The High Court has approved the Serious Fraud Office’s (SFO) eighth Deferred Prosecution Agreement (DPA). We blogged earlier this week on the approval of the agreement in principle, and the second stage of the two-step judicial process took place before Mr Justice William Davis today.
G4S has accepted responsibility for three offences of fraud committed by its subsidiary, G4S Care and Justice Services (UK) Ltd, in relation to electronic monitoring services provided to the Ministry of Justice.
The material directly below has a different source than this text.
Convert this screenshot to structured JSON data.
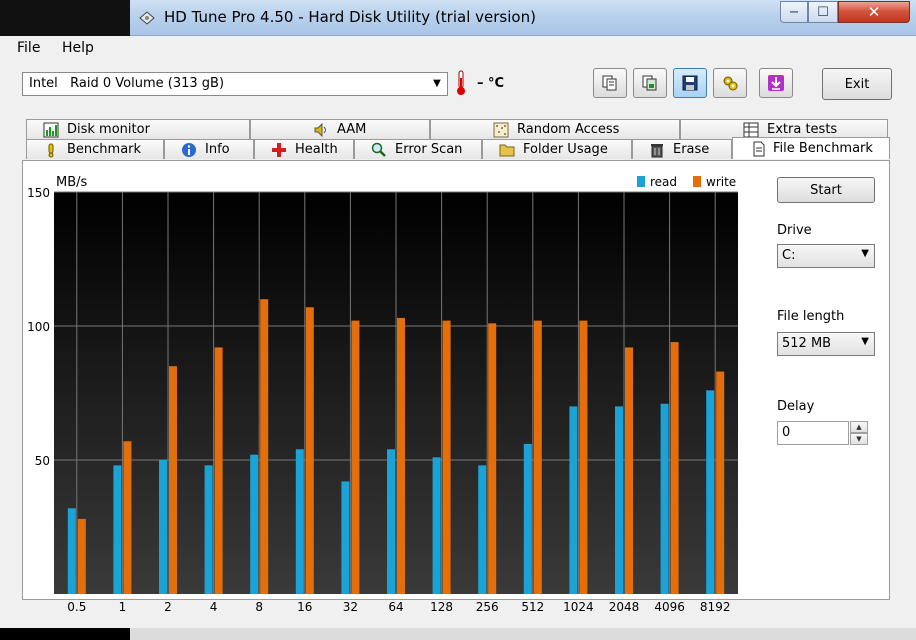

The settlement constitutes the final act of a lengthy investigation by the SFO into fraud in the provision of electronic “tagging” services by private contractors, an investigation that also resulted in a DPA with Serco Geografix Limited (Serco) last year.
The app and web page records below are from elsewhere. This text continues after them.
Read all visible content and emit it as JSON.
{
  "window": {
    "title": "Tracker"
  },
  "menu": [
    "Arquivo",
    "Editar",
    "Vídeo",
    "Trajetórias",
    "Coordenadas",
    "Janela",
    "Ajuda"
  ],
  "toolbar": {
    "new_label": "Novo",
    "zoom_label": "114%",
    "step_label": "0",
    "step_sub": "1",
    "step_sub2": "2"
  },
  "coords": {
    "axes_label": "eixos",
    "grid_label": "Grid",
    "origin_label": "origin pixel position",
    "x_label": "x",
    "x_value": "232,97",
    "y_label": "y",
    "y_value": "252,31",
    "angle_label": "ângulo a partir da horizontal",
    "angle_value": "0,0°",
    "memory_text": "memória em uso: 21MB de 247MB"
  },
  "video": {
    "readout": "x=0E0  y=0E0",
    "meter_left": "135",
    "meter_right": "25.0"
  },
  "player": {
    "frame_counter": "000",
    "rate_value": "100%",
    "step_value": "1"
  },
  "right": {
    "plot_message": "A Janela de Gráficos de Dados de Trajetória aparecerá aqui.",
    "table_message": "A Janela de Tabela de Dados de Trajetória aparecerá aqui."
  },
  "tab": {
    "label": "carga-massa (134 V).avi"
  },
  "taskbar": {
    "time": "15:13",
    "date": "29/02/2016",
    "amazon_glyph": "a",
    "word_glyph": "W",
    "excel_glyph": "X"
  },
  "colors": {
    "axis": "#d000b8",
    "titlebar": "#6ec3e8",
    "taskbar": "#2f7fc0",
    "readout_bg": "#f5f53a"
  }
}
Under the terms of the three-year agreement, G4S will pay £38.5m ($49m) as well as the SFO’s costs, amounting to £5.9m. The penalty was reduced by 40% as a result of “substantial co-operation” with the SFO, though it should be noted that the company did not, unlike Serco, self-report the conduct in question. The reduction therefore represents only the second time in an SFO DPA that a discount lower than 50% has been applied.
By securing the settlement, G4S has successfully avoided the consequences of a full criminal prosecution, including the effect on its ability to procure government contracts – a significant part of the company’s revenue. The SFO’s counsel at the hearing, Crispin Aylett, acknowledged the “disproportionate consequences that might arise in the event the company is debarred from performing government contracts…on a number of people’s jobs.”
In approving the agreement, Justice Davis emphasised the compliance overhaul necessitated by the DPA: “I do declare that this deferred prosecution agreement is in the interest of justice, and it’s terms are fair, just and proportionate. It is paying a financial penalty as it had been convicted of fraud, it is paying costs on the same basis. It is submitted to a corporate renewal program under terms of the agreement which frankly would not be possible under a conviction".
The SFO has not yet declared whether it will pursue prosecutions of individuals subsequent to the agreement. Following past DPAs, the SFO has received criticism for its failure to prosecute those involved directly in the misconduct set out in the DPAs. A decision is due on individual prosecutions in September.
“The DPA reflects our continued commitment to using the full range of tools available to us to hold corporates to account and ensure justice for victims of fraud.” .” Lisa Osofsky, Director of the SFO